The final Mars talk that I saw yesterday came at the end of a session rich with discussion of geochemistry, aqueous alteration, hydrothermal systems, and reference to the ubiquitous layers seen by both Mars rovers as being emplaced, or at least altered, by water. So I was interested to hear that the final presenter, Don Burt, has an alternative hypothesis. Burt suggested that since layers are so ubiquitious, and that …


Spiders on Mars?!

Yes, it’s true –there are multi-legged, creepy-crawly looking things on Mars. The HiRISE camera has taken pictures of a slew of these things. But don’t worry, arachnophobs – they won’t bite or lay eggs under your skin at night. They’ll just spit.   The “spiders” are actually systems of channels near the south pole of Mars, as Dr. Candy Hansen explained during one of this morning’s LPSC sessions. These channels …


Networking the Moon

This afternoon I was listening to Mars talks about geochemistry, but I reached saturation. I had to go hear about somewhere else in the solar system. So, I wandered in a stupor over to the session on lunar exploration. It turns out I had good timing: I got there just in time to hear none other than Alan Stern, associate administrator of NASA’s science mission directorate, give a talk about …


11 March 2008

Layers and Swiss Cheese

No, this isn’t a post about sandwiches. There just happen to be layers and swiss cheese (terrain) in the ice caps on Mars. The morning session that I attended today was all about the north and south polar ice caps, and what people are seeing there, especially with new high-resolution data. The poles of Mars are really interesting because every winter the atmosphere condenses out to form layers of carbon …


9 March 2008

Lunar and Planetary Science Conference XXXIX
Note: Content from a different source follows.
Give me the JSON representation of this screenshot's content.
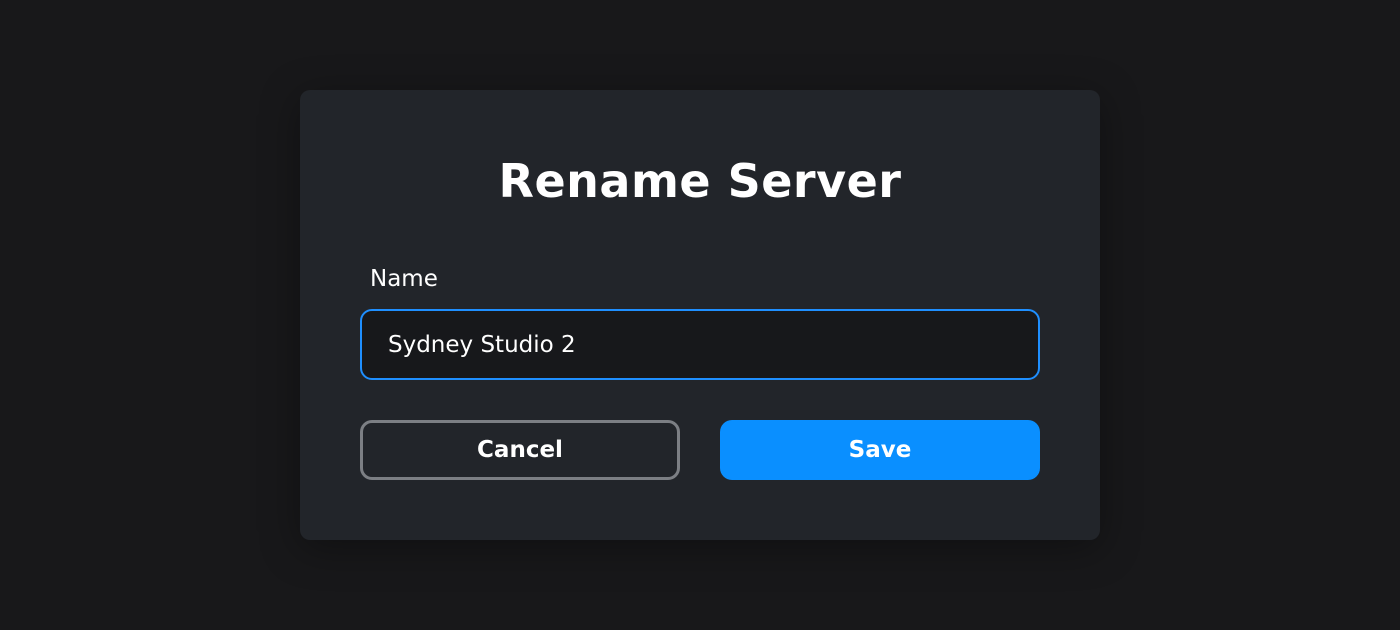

We are heading down to Texas today for the 39th Lunar and Planetary Science Conference (LPSC)! This conference is one of the biggest annual gatherings of planetary scientists, and there are sure to be lots of interesting results. We will do our best to cover the highlights while we’re there and post about them here. If you’re interested, you can browse the abstracts at this link. Stay tuned for loads …